Juice is not equal to fruit
Word emerged last week that Health Canada was reconsidering whether it should continue to view a serving of juice (125 ml) as being equivalent to a half cup of fresh/frozen fruit. I think this would be a wonderful development, and I believe that my own personal experience helps to explain why.
While I was growing up, I drank a lot of juice. Over a litre a day. During my university days, I often bought 10 or more litres of juice in a given trip to the grocery store. Whenever my roomates poked fun at all that juice consumption (which was often), I would point to the sticker on the carton stating that it was the nutritional equivalent of eating a serving of fruit. The calories shouldn't count, because…. fruit.
That was then. My thinking has changed somewhat in the intervening years. Now, I realize that drinking a small bottle of orange juice is the equivalent of eating 6 oranges, which would strike most people as excessive. In contrast, the amount of juice in a single orange is rather pathetic:
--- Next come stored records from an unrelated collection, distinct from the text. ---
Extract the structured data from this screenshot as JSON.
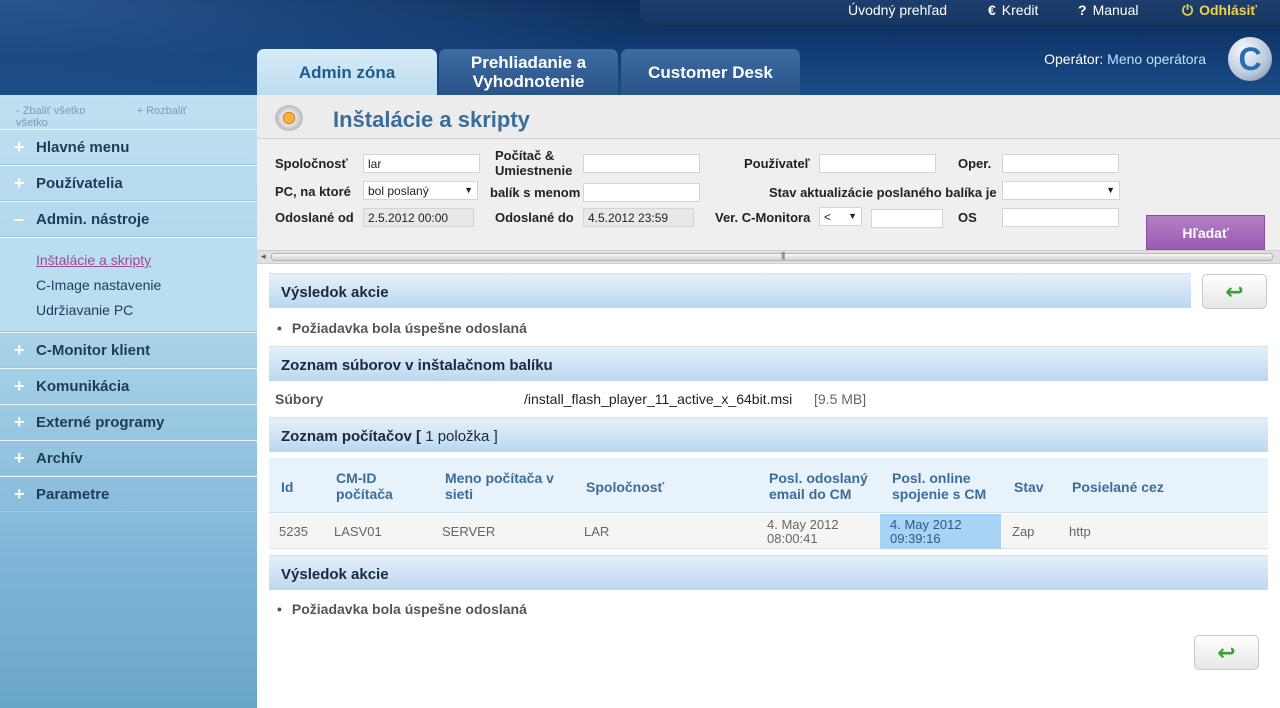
{
  "topnav": {
    "overview": "Úvodný prehľad",
    "credit": "Kredit",
    "manual": "Manual",
    "logout": "Odhlásiť"
  },
  "tabs": [
    {
      "label": "Admin zóna",
      "active": true
    },
    {
      "label": "Prehliadanie a Vyhodnotenie",
      "active": false
    },
    {
      "label": "Customer Desk",
      "active": false
    }
  ],
  "operator": {
    "prefix": "Operátor:",
    "name": "Meno operátora"
  },
  "logo_letter": "C",
  "sidebar": {
    "collapse_all": "Zbaliť všetko",
    "expand_all": "Rozbaliť všetko",
    "items": [
      {
        "label": "Hlavné menu",
        "sign": "+"
      },
      {
        "label": "Používatelia",
        "sign": "+"
      },
      {
        "label": "Admin. nástroje",
        "sign": "–"
      },
      {
        "label": "C-Monitor klient",
        "sign": "+"
      },
      {
        "label": "Komunikácia",
        "sign": "+"
      },
      {
        "label": "Externé programy",
        "sign": "+"
      },
      {
        "label": "Archív",
        "sign": "+"
      },
      {
        "label": "Parametre",
        "sign": "+"
      }
    ],
    "subitems": [
      {
        "label": "Inštalácie a skripty",
        "active": true
      },
      {
        "label": "C-Image nastavenie",
        "active": false
      },
      {
        "label": "Udržiavanie PC",
        "active": false
      }
    ]
  },
  "page_title": "Inštalácie a skripty",
  "filter": {
    "company_label": "Spoločnosť",
    "company_value": "lar",
    "pc_location_label": "Počítač & Umiestnenie",
    "pc_location_value": "",
    "user_label": "Používateľ",
    "user_value": "",
    "oper_label": "Oper.",
    "oper_value": "",
    "pc_which_label": "PC, na ktoré",
    "pc_which_value": "bol poslaný",
    "package_label": "balík s menom",
    "package_value": "",
    "update_status_label": "Stav aktualizácie poslaného balíka je",
    "update_status_value": "",
    "sent_from_label": "Odoslané od",
    "sent_from_value": "2.5.2012 00:00",
    "sent_to_label": "Odoslané do",
    "sent_to_value": "4.5.2012 23:59",
    "cmon_ver_label": "Ver. C-Monitora",
    "cmon_ver_op": "<",
    "cmon_ver_value": "",
    "os_label": "OS",
    "os_value": "",
    "search_button": "Hľadať"
  },
  "result1": {
    "title": "Výsledok akcie",
    "message": "Požiadavka bola úspešne odoslaná"
  },
  "files": {
    "section_title": "Zoznam súborov v inštalačnom balíku",
    "label": "Súbory",
    "name": "/install_flash_player_11_active_x_64bit.msi",
    "size": "[9.5 MB]"
  },
  "computers": {
    "title_prefix": "Zoznam počítačov [ ",
    "count": "1",
    "title_suffix": " položka ]",
    "headers": [
      "Id",
      "CM-ID počítača",
      "Meno počítača v sieti",
      "Spoločnosť",
      "Posl. odoslaný email do CM",
      "Posl. online spojenie s CM",
      "Stav",
      "Posielané cez"
    ],
    "rows": [
      {
        "id": "5235",
        "cmid": "LASV01",
        "name": "SERVER",
        "company": "LAR",
        "last_email": "4. May 2012 08:00:41",
        "last_online": "4. May 2012 09:39:16",
        "status": "Zap",
        "via": "http"
      }
    ]
  },
  "result2": {
    "title": "Výsledok akcie",
    "message": "Požiadavka bola úspešne odoslaná"
  },
  "back_arrow": "↩"
}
Further, a glass of Tropicana has more calories than an identical glass of Coke or Pepsi.
And what about smoothies? As I've said in the past:
"Even a freshly made fruit smoothie is still pretty refined when compared to the fruit itself. It takes a fair amount of energy and chopping (not to mention a fancy modern blender) to get a pineapple to the point that you can consume it through a straw. You can think of a fruit smoothie as essentially a piece of blueberry pie in a glass – at least in the pie the blueberries aren't liquefied (seriously – an original size strawberry raspberry banana smoothie at Jamba Juice has more calories and more sugar than a piece of homemade blueberry pie). Smoothies may be a lot less refined than Twinkies, but they're not all that far from Nutella or peanut butter."
So let's all hope that Health Canada decides to make the common sense move, and stop considering juice and fruit to be nutritionally equivalent.